Petitions Committee calls for an independent review of childcare funding
By Rachel Lawler
The Petitions Committee has called for an independent review into childcare funding and affordability, as part of its review into support for new parents and families 18 months after its initial investigation into the impact of the coronavirus pandemic.
As part of the report, the Committee surveyed 8,700 parents about their experiences, with 93% unable to access baby and toddler groups in the last 12 months and three quarters unable to find affordable childcare.
The Committee also heard evidence from organisations, including the Alliance, about the continued impact of the pandemic on the early years sector.
The report concludes that many of the concerns raised in the Committee’s last report “remain live issues” and laments that the government “failed to acknowledge the need for urgent action”.
In its reccomendations, the report calls on the government to publish a new recovery strategy for new parents and report on its progress next summer.

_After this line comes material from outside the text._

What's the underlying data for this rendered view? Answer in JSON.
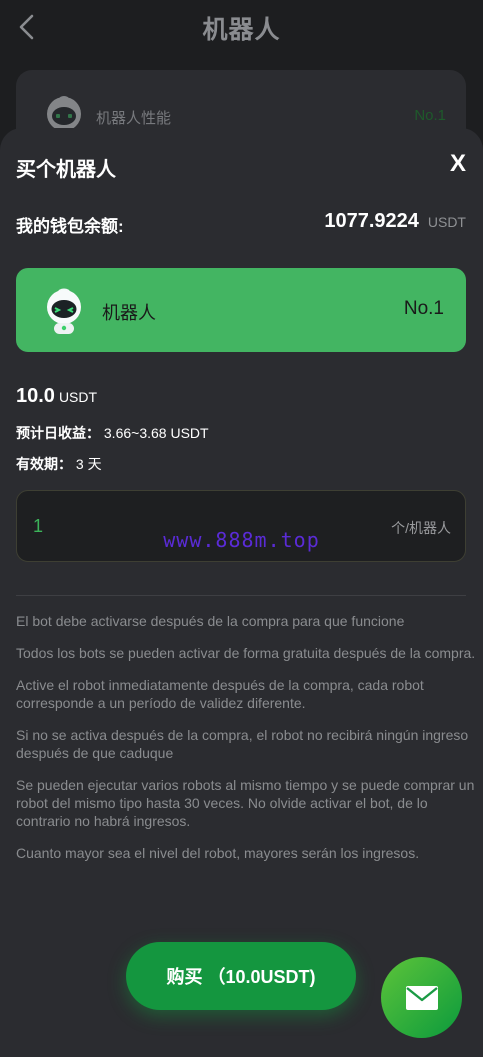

It says: "While not a silver bullet, we hope this will go some way to ensuring these issues receive the profile and priority they deserve, but which they have not received to date."
Alongside the call for a review of childcare funding and affordability, the report also recommends:

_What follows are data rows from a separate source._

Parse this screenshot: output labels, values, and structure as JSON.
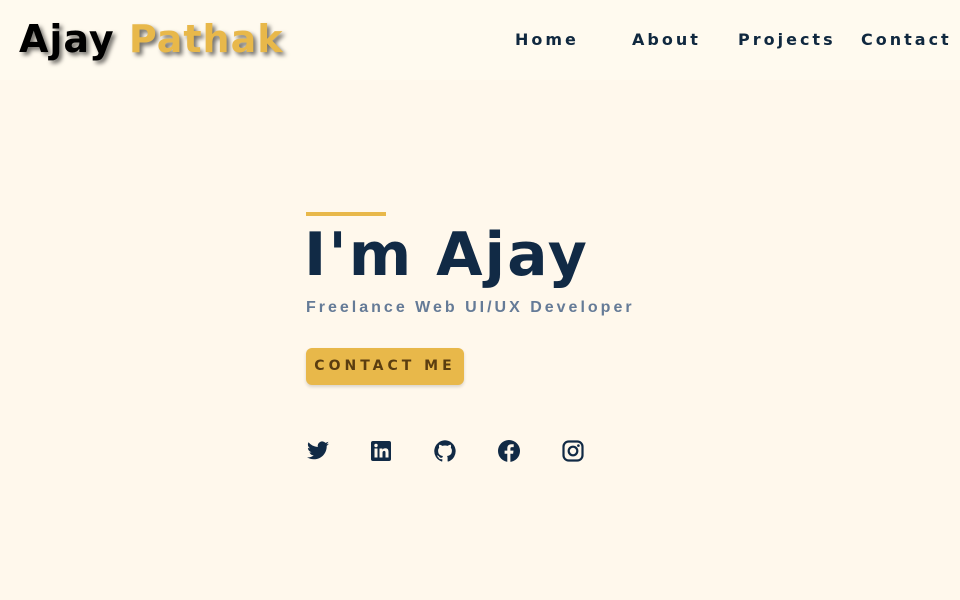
{
  "brand": {
    "first_name": "Ajay",
    "last_name": "Pathak",
    "accent_color": "#e8b84a",
    "text_color": "#000000"
  },
  "nav": {
    "items": [
      {
        "label": "Home"
      },
      {
        "label": "About"
      },
      {
        "label": "Projects"
      },
      {
        "label": "Contact"
      }
    ]
  },
  "hero": {
    "title": "I'm Ajay",
    "subtitle": "Freelance Web UI/UX Developer",
    "cta_label": "CONTACT ME",
    "title_color": "#112a45",
    "subtitle_color": "#657b97"
  },
  "socials": [
    {
      "icon": "twitter-icon"
    },
    {
      "icon": "linkedin-icon"
    },
    {
      "icon": "github-icon"
    },
    {
      "icon": "facebook-icon"
    },
    {
      "icon": "instagram-icon"
    }
  ],
  "colors": {
    "background": "#fff8ec",
    "navbar": "#fffaef",
    "accent": "#e8b84a",
    "icon": "#112a45"
  }
}
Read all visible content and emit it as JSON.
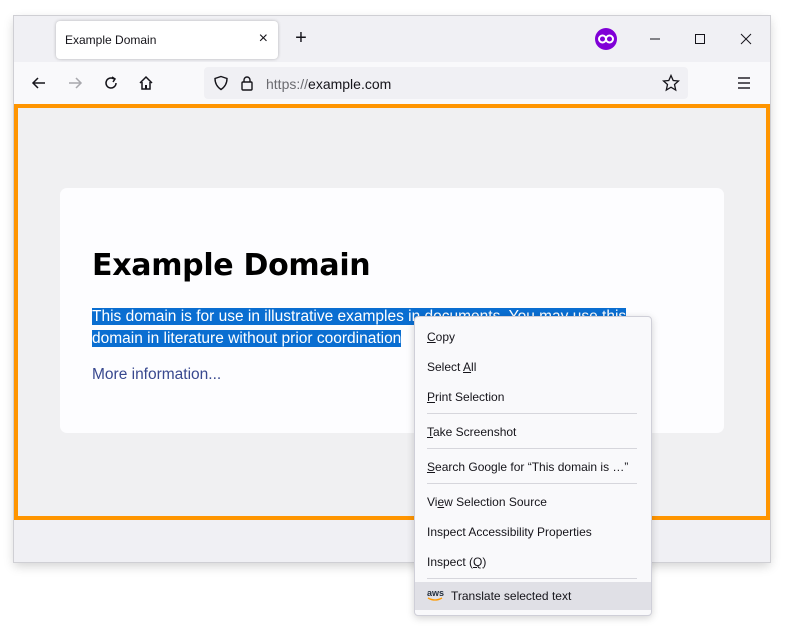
{
  "tab": {
    "title": "Example Domain",
    "close": "×",
    "new": "+"
  },
  "toolbar": {
    "url_scheme": "https://",
    "url_host": "example.com"
  },
  "page": {
    "heading": "Example Domain",
    "para_line1": "This domain is for use in illustrative examples in documents. You may use this",
    "para_line2": "domain in literature without prior coordination",
    "link": "More information..."
  },
  "context_menu": {
    "items": [
      {
        "pre": "",
        "key": "C",
        "post": "opy"
      },
      {
        "pre": "Select ",
        "key": "A",
        "post": "ll"
      },
      {
        "pre": "",
        "key": "P",
        "post": "rint Selection"
      },
      {
        "pre": "",
        "key": "T",
        "post": "ake Screenshot"
      },
      {
        "pre": "",
        "key": "S",
        "post": "earch Google for “This domain is …”"
      },
      {
        "pre": "Vi",
        "key": "e",
        "post": "w Selection Source"
      },
      {
        "pre": "Inspect Accessibility Properties",
        "key": "",
        "post": ""
      },
      {
        "pre": "Inspect (",
        "key": "Q",
        "post": ")"
      },
      {
        "pre": "Translate selected text",
        "key": "",
        "post": ""
      }
    ],
    "translate_icon": "aws"
  },
  "colors": {
    "accent_outline": "#ff9500",
    "selection": "#0a6ed1",
    "private": "#8000d7"
  }
}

- “clear and dedicated guidance” on Covid-safety for community groups, including parent and baby groups
- funding to help support schemes for parents who have missed health visiting checks
- additional funding for perinatal mental health support

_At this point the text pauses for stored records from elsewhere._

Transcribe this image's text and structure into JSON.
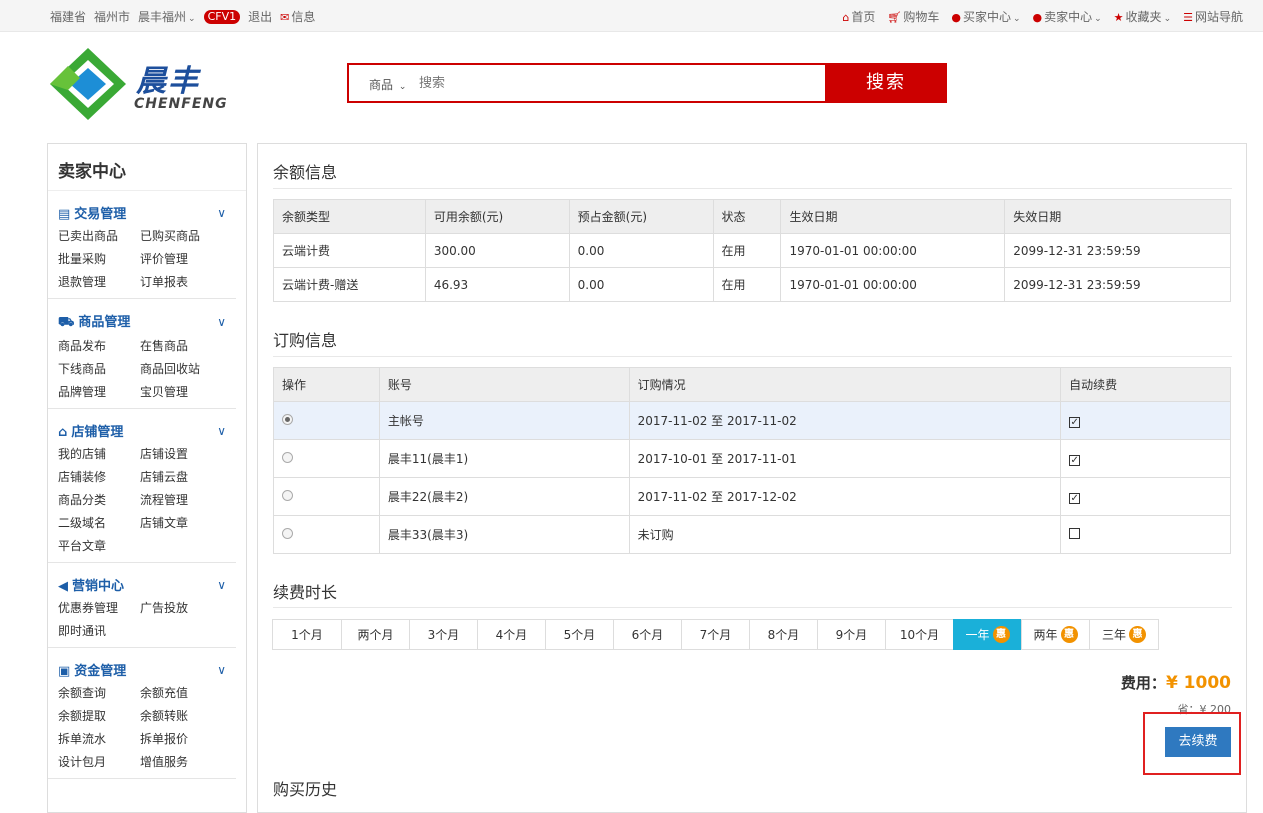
{
  "topbar": {
    "province": "福建省",
    "city": "福州市",
    "shop": "晨丰福州",
    "badge": "CFV1",
    "logout": "退出",
    "messages": "信息",
    "home": "首页",
    "cart": "购物车",
    "buyer_center": "买家中心",
    "seller_center": "卖家中心",
    "favorites": "收藏夹",
    "site_nav": "网站导航"
  },
  "logo": {
    "name": "晨丰",
    "sub": "CHENFENG"
  },
  "search": {
    "category": "商品",
    "placeholder": "搜索",
    "button": "搜索"
  },
  "sidebar": {
    "title": "卖家中心",
    "sections": [
      {
        "title": "交易管理",
        "links": [
          "已卖出商品",
          "已购买商品",
          "批量采购",
          "评价管理",
          "退款管理",
          "订单报表"
        ]
      },
      {
        "title": "商品管理",
        "links": [
          "商品发布",
          "在售商品",
          "下线商品",
          "商品回收站",
          "品牌管理",
          "宝贝管理"
        ]
      },
      {
        "title": "店铺管理",
        "links": [
          "我的店铺",
          "店铺设置",
          "店铺装修",
          "店铺云盘",
          "商品分类",
          "流程管理",
          "二级域名",
          "店铺文章",
          "平台文章"
        ]
      },
      {
        "title": "营销中心",
        "links": [
          "优惠券管理",
          "广告投放",
          "即时通讯"
        ]
      },
      {
        "title": "资金管理",
        "links": [
          "余额查询",
          "余额充值",
          "余额提取",
          "余额转账",
          "拆单流水",
          "拆单报价",
          "设计包月",
          "增值服务"
        ]
      }
    ]
  },
  "balance": {
    "title": "余额信息",
    "headers": [
      "余额类型",
      "可用余额(元)",
      "预占金额(元)",
      "状态",
      "生效日期",
      "失效日期"
    ],
    "rows": [
      [
        "云端计费",
        "300.00",
        "0.00",
        "在用",
        "1970-01-01 00:00:00",
        "2099-12-31 23:59:59"
      ],
      [
        "云端计费-赠送",
        "46.93",
        "0.00",
        "在用",
        "1970-01-01 00:00:00",
        "2099-12-31 23:59:59"
      ]
    ]
  },
  "orders": {
    "title": "订购信息",
    "headers": [
      "操作",
      "账号",
      "订购情况",
      "自动续费"
    ],
    "rows": [
      {
        "account": "主帐号",
        "status": "2017-11-02 至 2017-11-02",
        "selected": true,
        "auto": true
      },
      {
        "account": "晨丰11(晨丰1)",
        "status": "2017-10-01 至 2017-11-01",
        "selected": false,
        "auto": true
      },
      {
        "account": "晨丰22(晨丰2)",
        "status": "2017-11-02 至 2017-12-02",
        "selected": false,
        "auto": true
      },
      {
        "account": "晨丰33(晨丰3)",
        "status": "未订购",
        "selected": false,
        "auto": false
      }
    ]
  },
  "duration": {
    "title": "续费时长",
    "options": [
      "1个月",
      "两个月",
      "3个月",
      "4个月",
      "5个月",
      "6个月",
      "7个月",
      "8个月",
      "9个月",
      "10个月",
      "一年",
      "两年",
      "三年"
    ],
    "selected": "一年",
    "discount_mark": "惠"
  },
  "fee": {
    "label": "费用：",
    "amount": "¥ 1000",
    "save": "省：¥ 200",
    "button": "去续费"
  },
  "history": {
    "title": "购买历史"
  }
}
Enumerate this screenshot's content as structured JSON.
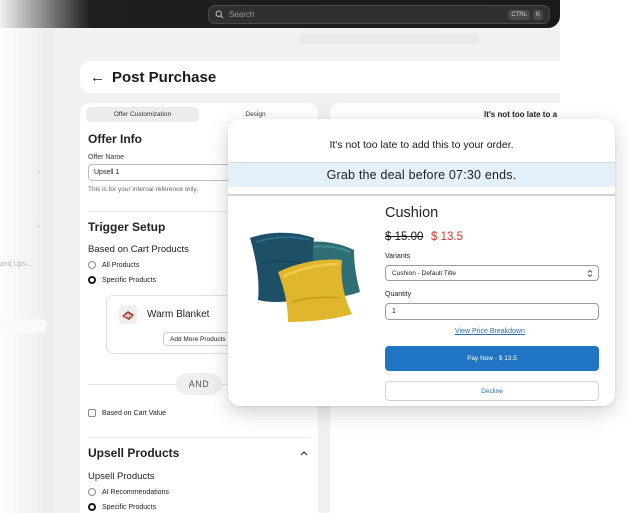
{
  "topbar": {
    "search_placeholder": "Search",
    "shortcut_keys": [
      "CTRL",
      "K"
    ]
  },
  "sidebar": {
    "partial_label": "and Ups..."
  },
  "page": {
    "back_icon": "arrow-left-icon",
    "title": "Post Purchase"
  },
  "editor": {
    "tabs": [
      {
        "label": "Offer Customization",
        "active": true
      },
      {
        "label": "Design",
        "active": false
      }
    ],
    "offer_info": {
      "title": "Offer Info",
      "name_label": "Offer Name",
      "name_value": "Upsell 1",
      "help_text": "This is for your internal reference only."
    },
    "trigger_setup": {
      "title": "Trigger Setup",
      "subtitle": "Based on Cart Products",
      "options": [
        {
          "label": "All Products",
          "selected": false
        },
        {
          "label": "Specific Products",
          "selected": true
        }
      ],
      "product_name": "Warm Blanket",
      "add_more_label": "Add More Products",
      "and_label": "AND",
      "cart_value_label": "Based on Cart Value"
    },
    "upsell_products": {
      "title": "Upsell Products",
      "subtitle": "Upsell Products",
      "options": [
        {
          "label": "AI Recommendations",
          "selected": false
        },
        {
          "label": "Specific Products",
          "selected": true
        }
      ]
    }
  },
  "preview_strip": {
    "heading_partial": "It's not too late to a"
  },
  "popup": {
    "heading": "It's not too late to add this to your order.",
    "banner": "Grab the deal before 07:30 ends.",
    "product": {
      "name": "Cushion",
      "old_price": "$ 15.00",
      "new_price": "$ 13.5"
    },
    "variants_label": "Variants",
    "variant_value": "Cushion - Default Title",
    "quantity_label": "Quantity",
    "quantity_value": "1",
    "breakdown_link": "View Price Breakdown",
    "pay_button": "Pay Now - $ 13.5",
    "decline_button": "Decline",
    "colors": {
      "pay_button": "#1f74c4",
      "sale_price": "#d7322c",
      "banner_bg": "#e5f1fa",
      "link": "#2b6cb0"
    }
  }
}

- a review of health and safety regulations for pregnant women
Neil Leitch, chief executive of the Alliance, commented: "The committee is absolutely right to call for an independent review into early years funding and affordability at a time when many settings are fighting to remain open and many parents are struggling to balance work and childcare. The pandemic has taken a huge toll on a sector already struggling to remain viable, and clearly, substantial further investment into the early years is needed to ensure that providers can deliver affordable, accessible - and crucially, sustainable - early care and education.
"The report is also right to highlight the need for government to focus its pandemic recovery efforts beyond school-aged children - and while we support the call for greater recovery investment for babies and new parents, much more must also be done to support the recovery of young children attending early years settings, who have seen their access to vital early education disrupted by the pandemic."
"If the government is truly committed to helping families recover from the impact of Covid-19, it must ensure that this includes helping parents of babies and young children to access the services and support they need."